  • In the Antarctic, prediction on all time scales is notoriously more difficult due to a sparser data coverage compared to the Arctic, and due to the inability of most global climate models to represent fine-scale processes and interactions between ocean, ice sheets and ice shelves, sea ice, and the atmosphere. In the upcoming years, we will see the development of new targeted configurations linking those components together, delivering an unprecedented level of understanding about how these high-latitude processes work and how they operate across time- and space scales.
  • A lot of work remains to be done to make our polar predictions not just skillful but also useful. The co-development of case studies (see for example here) that involve scientists, stakeholders, and indigenous communities will be key to transform abstract concepts like polar amplification or sea ice extent decline, into concrete narratives that explain what those changes imply in terms of weather shifts, and particular in the change of extremes.

I have had the chance to be part of this adventure from almost day one. With many other enthusiastic colleagues, I consider myself to be part of the ever-growing “generation #polarprediction” that makes a wide use of social media besides their everyday research work. Social media have profoundly reshaped the way we exchange knowledge and share science. They also frequently help me grasp the way complex physical phenomena work (do you wonder how near-surface Arctic air temperatures can sometimes climb above freezing point in the middle of winter?) but also to alert the public about rapid changes at high latitudes or the recent cold air outbreak in Europe last week.

The amount of (wo)manpower that has been put toward increasing our ability to predict polar weather and climate is just astonishing in hardly a couple of years. Personally, what I find the most exciting is that this seems to be only a beginning.

 This post has been edited by the editorial board.


Chevallier, M., Massonnet, F., Goessling, H., Guémas, V., & Jung, T. (2019). The Role of Sea Ice in Sub-seasonal Predictability. In Sub-Seasonal to Seasonal Prediction (pp. 201–221). Elsevier.

Guemas, V., Blanchard-Wrigglesworth, E., Chevallier, M., Day, J. J., Déqué, M., Doblas-Reyes, F. J., Fučkar, N. S., Germe, A., Hawkins, E., Keeley, S., Koenigk, T., Salas y Mélia, D., & Tietsche, S. (2014). A review on Arctic sea-ice predictability and prediction on seasonal to decadal time-scales. Quarterly Journal of the Royal Meteorological Society, 142(695), 546–561.

Shepherd, T. G. (2011). Mechanisms for Predictability of Polar Climate. Eos, Transactions American Geophysical Union, 92(11), 92–92.
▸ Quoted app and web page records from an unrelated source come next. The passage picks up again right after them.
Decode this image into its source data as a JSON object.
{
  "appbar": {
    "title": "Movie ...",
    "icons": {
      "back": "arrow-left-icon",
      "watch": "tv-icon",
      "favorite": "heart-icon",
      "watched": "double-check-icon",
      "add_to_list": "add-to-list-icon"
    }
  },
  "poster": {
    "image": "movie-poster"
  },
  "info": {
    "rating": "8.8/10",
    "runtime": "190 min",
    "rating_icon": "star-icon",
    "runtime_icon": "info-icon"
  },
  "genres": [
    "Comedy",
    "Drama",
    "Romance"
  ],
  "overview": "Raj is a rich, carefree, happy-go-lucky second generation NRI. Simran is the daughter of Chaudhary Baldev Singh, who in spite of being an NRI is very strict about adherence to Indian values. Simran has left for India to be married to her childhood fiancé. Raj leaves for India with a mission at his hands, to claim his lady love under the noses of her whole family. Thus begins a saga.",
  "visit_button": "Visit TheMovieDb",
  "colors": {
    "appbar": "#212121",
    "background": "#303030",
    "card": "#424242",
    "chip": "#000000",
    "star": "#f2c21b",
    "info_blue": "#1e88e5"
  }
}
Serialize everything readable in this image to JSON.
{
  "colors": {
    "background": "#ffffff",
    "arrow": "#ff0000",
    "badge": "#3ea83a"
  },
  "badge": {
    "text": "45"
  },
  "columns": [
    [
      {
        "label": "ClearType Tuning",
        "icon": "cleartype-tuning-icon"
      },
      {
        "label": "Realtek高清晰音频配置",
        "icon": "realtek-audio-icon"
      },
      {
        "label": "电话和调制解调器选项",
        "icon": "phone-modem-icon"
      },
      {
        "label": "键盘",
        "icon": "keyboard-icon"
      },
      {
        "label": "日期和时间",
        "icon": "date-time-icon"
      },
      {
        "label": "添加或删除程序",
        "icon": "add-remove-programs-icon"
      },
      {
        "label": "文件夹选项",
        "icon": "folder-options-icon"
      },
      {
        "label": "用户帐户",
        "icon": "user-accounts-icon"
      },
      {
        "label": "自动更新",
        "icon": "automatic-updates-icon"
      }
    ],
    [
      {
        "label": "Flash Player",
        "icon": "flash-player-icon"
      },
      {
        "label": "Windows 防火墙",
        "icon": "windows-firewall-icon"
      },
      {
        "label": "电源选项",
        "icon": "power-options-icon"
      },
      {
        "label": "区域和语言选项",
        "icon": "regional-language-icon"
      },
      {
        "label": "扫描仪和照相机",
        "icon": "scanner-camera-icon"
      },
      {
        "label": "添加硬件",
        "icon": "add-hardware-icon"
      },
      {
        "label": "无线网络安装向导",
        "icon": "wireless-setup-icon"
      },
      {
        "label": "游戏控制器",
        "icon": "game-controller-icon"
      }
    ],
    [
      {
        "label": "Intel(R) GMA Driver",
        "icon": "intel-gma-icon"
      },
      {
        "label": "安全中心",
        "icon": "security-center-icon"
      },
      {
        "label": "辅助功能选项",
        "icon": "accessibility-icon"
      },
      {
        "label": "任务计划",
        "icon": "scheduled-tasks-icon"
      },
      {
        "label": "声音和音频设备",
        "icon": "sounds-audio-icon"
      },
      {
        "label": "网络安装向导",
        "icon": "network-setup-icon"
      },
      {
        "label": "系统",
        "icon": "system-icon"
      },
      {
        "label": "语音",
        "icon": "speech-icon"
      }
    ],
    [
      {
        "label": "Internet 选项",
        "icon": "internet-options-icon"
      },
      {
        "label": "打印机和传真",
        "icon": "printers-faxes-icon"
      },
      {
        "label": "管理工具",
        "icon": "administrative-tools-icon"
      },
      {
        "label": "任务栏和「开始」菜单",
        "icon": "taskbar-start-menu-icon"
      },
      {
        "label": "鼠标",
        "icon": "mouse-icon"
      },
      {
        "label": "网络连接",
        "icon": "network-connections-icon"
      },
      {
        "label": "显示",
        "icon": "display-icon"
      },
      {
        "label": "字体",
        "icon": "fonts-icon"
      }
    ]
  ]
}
Stroeve, J., Holland, M. M., Meier, W., Scambos, T., & Serreze, M. (2007). Arctic sea ice decline: Faster than forecast. Geophysical Research Letters, 34(9).
François Massonnet is a F.R.S.-FNRS Researcher and part-time lecturer at the Georges Lemaître Centre for Earth and Climate Research, Earth and Life Institute, Université catholique de Louvain, Louvain-la-Neuve, Belgium. He is the recipient of the EGU’s 2020 Arne Richter Award for Outstanding Early Career Students. Follow François on Twitter @FMassonnet.

Leave a Reply

Your email address will not be published. Required fields are marked *

You may use these HTML tags and attributes: <a href="" title=""> <abbr title=""> <acronym title=""> <b> <blockquote cite=""> <cite> <code> <del datetime=""> <em> <i> <q cite=""> <s> <strike> <strong>